It's shocking to see how many of Palma’s oldest shops have been forced to pull down the shutters forever in the last 12 months because of coronavirus.
But lack of tourists, restrictions to curb infection and financial ruin have made it impossible for them to carry on.
Every kind of business has been affected, from bars to bakeries to clothing stores and appliance shops, the pandemic has culled more than a few.
Forn d’es Recó:
The popular bakery in the Puig de Sant Pere district of Palma closed its doors in June after trading for more than 92 years. It was managed by two sisters, María Antonia and Cristina Reina, but demand plummeted as a result of the coronavirus crisis and rent hikes for commercial premises in the centre of the city.
Bar Mónaco on the corner of Carrer Nuredduna opened 95 years ago as a cabaret club and was later transformed into a bar. It's been offering coffees, snacks and daily menus to try and stay afloat, but now it’s shutting down too.
"The current situation has drowned us, it is unsustainable,” said owner Isabel Garcia.
For nearly 100 years Casa Vila de Fotografía stood proud in Plaza de Santa Eulàlia, but on Monday the owner announced that it’s closing for good and everything is being sold off at half price.
Joana who co-owns Elèctrica Nyegos was thinking about retiring in a little while, but the coronavirus crisis has accelerated her plans.
"One of the things I will remember most fondly is the good relationship we established with customers,” she says. "We were even been invited to some of their weddings.”
Electrodomèstics Ses Columnes has left a note saying they’re closing down because of "circumstances aggravated by the current pandemic."
The men’s haute couture shop and tailoring store, Jayton's had been trading for 53 years, but after months of struggling they couldn't hold out any longer and finally shut down in November.
Pieles de Mallorca:
Pieles de Mallorca also came to an end in November after 35 years.
"Due to the current situation, and after many months of fighting, we have decided to end this stage," tweeted CEO, Ian Borrego.
A Tres Bandas:
30 years ago A Tres Bandas café was a meeting place for neighbours who would while away the hours playing pool. When Magdalena Cantalapiedra and her partner Víctor Muñoz rescued it they turning it into a hip venue, with poetry readings, concerts books, craft beers, tapas, small format theatre and so much more, but the virus devoured it in a matter of months and it closed in August.
Bodega Santa Clara:
Uta Gritschke tried really hard to keep Bodega Santa Clara open in sa Calatrava in the heart of the Old Town. It was one of the few traditional Mallorca wine and vermouth shops in Palma, but its doors have now closed.
Sa Fonda de Sóller:
The food at sa Fonda de Sóller in Palma was divine, especially the arroz brut, but Chef Rafa Martínez closed the restaurant last July after 18 years in business, because of the rise in rental prices.

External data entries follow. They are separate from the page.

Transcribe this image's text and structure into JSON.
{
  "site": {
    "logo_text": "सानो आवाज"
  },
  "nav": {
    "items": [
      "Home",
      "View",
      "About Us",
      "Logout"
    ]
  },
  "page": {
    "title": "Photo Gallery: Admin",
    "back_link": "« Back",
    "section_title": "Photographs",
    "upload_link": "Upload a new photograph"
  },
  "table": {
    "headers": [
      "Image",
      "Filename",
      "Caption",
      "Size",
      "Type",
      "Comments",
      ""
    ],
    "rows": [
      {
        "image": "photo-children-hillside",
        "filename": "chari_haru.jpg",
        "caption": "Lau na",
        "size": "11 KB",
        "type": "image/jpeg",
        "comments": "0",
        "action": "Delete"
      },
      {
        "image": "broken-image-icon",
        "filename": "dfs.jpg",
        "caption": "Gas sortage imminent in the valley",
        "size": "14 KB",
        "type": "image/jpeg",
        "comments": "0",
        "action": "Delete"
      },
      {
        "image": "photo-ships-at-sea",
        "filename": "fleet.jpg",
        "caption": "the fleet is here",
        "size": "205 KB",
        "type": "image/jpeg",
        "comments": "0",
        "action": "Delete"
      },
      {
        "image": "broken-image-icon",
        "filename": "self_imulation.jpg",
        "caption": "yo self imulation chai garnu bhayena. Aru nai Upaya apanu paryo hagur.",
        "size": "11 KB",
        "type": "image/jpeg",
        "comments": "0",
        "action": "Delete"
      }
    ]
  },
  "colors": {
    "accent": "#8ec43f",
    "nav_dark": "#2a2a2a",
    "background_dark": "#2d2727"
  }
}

The last video club in Palma went into liquidation last year after 35 years of trading. When it opened in 1986 there were around 20,000 movies in the store and another 60,000 in the warehouse. Universal Video also acted as a wholesaler for other clubs, but they’ve all gradually closed.
Aina Llucia Clar, Mikel Mantxola and Macià Bibiloni opened Bon Lloc Restaurant in Carrer del Morer behind the Basilica of Sant Francesc in 1978 and the restaurant later moved to Carrer de Sant Feliu. It was famous for its delicious vegetarian and vegan cuisine, but in the end the economic and social difficulties generated by the pandemic forced it to close.

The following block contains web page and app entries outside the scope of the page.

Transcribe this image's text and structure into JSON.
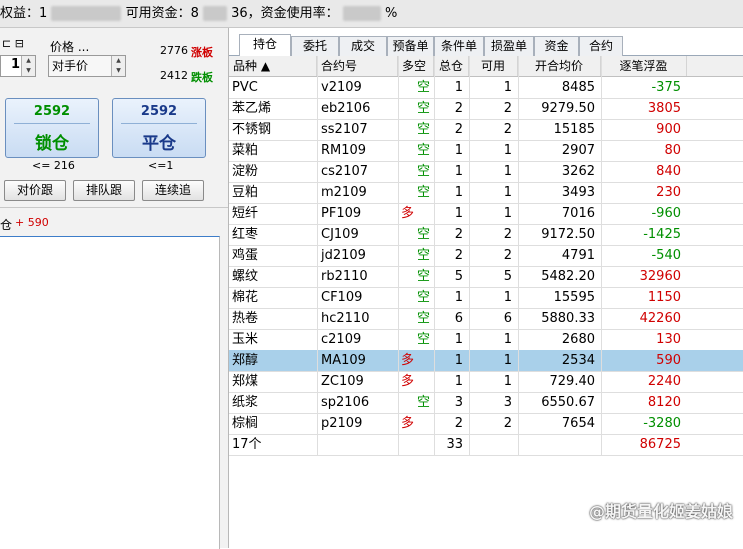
{
  "topbar": {
    "equity_label": "权益：1",
    "available_label": "可用资金：8",
    "available_tail": "36，资金使用率：",
    "percent_tail": "%"
  },
  "order_panel": {
    "price_label": "价格 ...",
    "qty_value": "1",
    "price_value": "对手价",
    "limit_up_value": "2776",
    "limit_up_label": "涨板",
    "limit_down_value": "2412",
    "limit_down_label": "跌板",
    "lock_button": {
      "price": "2592",
      "label": "锁仓",
      "note": "<= 216"
    },
    "close_button": {
      "price": "2592",
      "label": "平仓",
      "note": "<=1"
    },
    "follow_counter": "对价跟",
    "follow_queue": "排队跟",
    "continuous_chase": "连续追",
    "position_note": "仓",
    "position_profit": "+ 590"
  },
  "tabs": [
    "持仓",
    "委托",
    "成交",
    "预备单",
    "条件单",
    "损盈单",
    "资金",
    "合约"
  ],
  "columns": [
    "品种 ▲",
    "合约号",
    "多空",
    "总仓",
    "可用",
    "开合均价",
    "逐笔浮盈"
  ],
  "rows": [
    {
      "name": "PVC",
      "contract": "v2109",
      "dir": "空",
      "total": "1",
      "avail": "1",
      "price": "8485",
      "pnl": "-375"
    },
    {
      "name": "苯乙烯",
      "contract": "eb2106",
      "dir": "空",
      "total": "2",
      "avail": "2",
      "price": "9279.50",
      "pnl": "3805"
    },
    {
      "name": "不锈钢",
      "contract": "ss2107",
      "dir": "空",
      "total": "2",
      "avail": "2",
      "price": "15185",
      "pnl": "900"
    },
    {
      "name": "菜粕",
      "contract": "RM109",
      "dir": "空",
      "total": "1",
      "avail": "1",
      "price": "2907",
      "pnl": "80"
    },
    {
      "name": "淀粉",
      "contract": "cs2107",
      "dir": "空",
      "total": "1",
      "avail": "1",
      "price": "3262",
      "pnl": "840"
    },
    {
      "name": "豆粕",
      "contract": "m2109",
      "dir": "空",
      "total": "1",
      "avail": "1",
      "price": "3493",
      "pnl": "230"
    },
    {
      "name": "短纤",
      "contract": "PF109",
      "dir": "多",
      "total": "1",
      "avail": "1",
      "price": "7016",
      "pnl": "-960"
    },
    {
      "name": "红枣",
      "contract": "CJ109",
      "dir": "空",
      "total": "2",
      "avail": "2",
      "price": "9172.50",
      "pnl": "-1425"
    },
    {
      "name": "鸡蛋",
      "contract": "jd2109",
      "dir": "空",
      "total": "2",
      "avail": "2",
      "price": "4791",
      "pnl": "-540"
    },
    {
      "name": "螺纹",
      "contract": "rb2110",
      "dir": "空",
      "total": "5",
      "avail": "5",
      "price": "5482.20",
      "pnl": "32960"
    },
    {
      "name": "棉花",
      "contract": "CF109",
      "dir": "空",
      "total": "1",
      "avail": "1",
      "price": "15595",
      "pnl": "1150"
    },
    {
      "name": "热卷",
      "contract": "hc2110",
      "dir": "空",
      "total": "6",
      "avail": "6",
      "price": "5880.33",
      "pnl": "42260"
    },
    {
      "name": "玉米",
      "contract": "c2109",
      "dir": "空",
      "total": "1",
      "avail": "1",
      "price": "2680",
      "pnl": "130"
    },
    {
      "name": "郑醇",
      "contract": "MA109",
      "dir": "多",
      "total": "1",
      "avail": "1",
      "price": "2534",
      "pnl": "590"
    },
    {
      "name": "郑煤",
      "contract": "ZC109",
      "dir": "多",
      "total": "1",
      "avail": "1",
      "price": "729.40",
      "pnl": "2240"
    },
    {
      "name": "纸浆",
      "contract": "sp2106",
      "dir": "空",
      "total": "3",
      "avail": "3",
      "price": "6550.67",
      "pnl": "8120"
    },
    {
      "name": "棕榈",
      "contract": "p2109",
      "dir": "多",
      "total": "2",
      "avail": "2",
      "price": "7654",
      "pnl": "-3280"
    }
  ],
  "summary": {
    "count": "17个",
    "total": "33",
    "pnl": "86725"
  },
  "selected_row": 13,
  "colors": {
    "profit": "#d00000",
    "loss": "#008f00",
    "long": "#d00000",
    "short": "#008f00",
    "selected": "#a9d0ea"
  },
  "watermark": "@期货量化姬姜姑娘"
}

For 40 years regulars put the world to rights over a few beers at Bar Chico in Calle Ticià in Palma, but Juan Pedro Alarcón closed the doors forever in September 2020.
Plummeting sales and zero customers also put an end to the oldest fur shop in the city which closed down in July 2020.
It's truly very sad to see so many of Palma's traditional family businesses have already gone by the wayside and what's worse is that a lot more are likely to follow before the coronavirus pandemic subsides.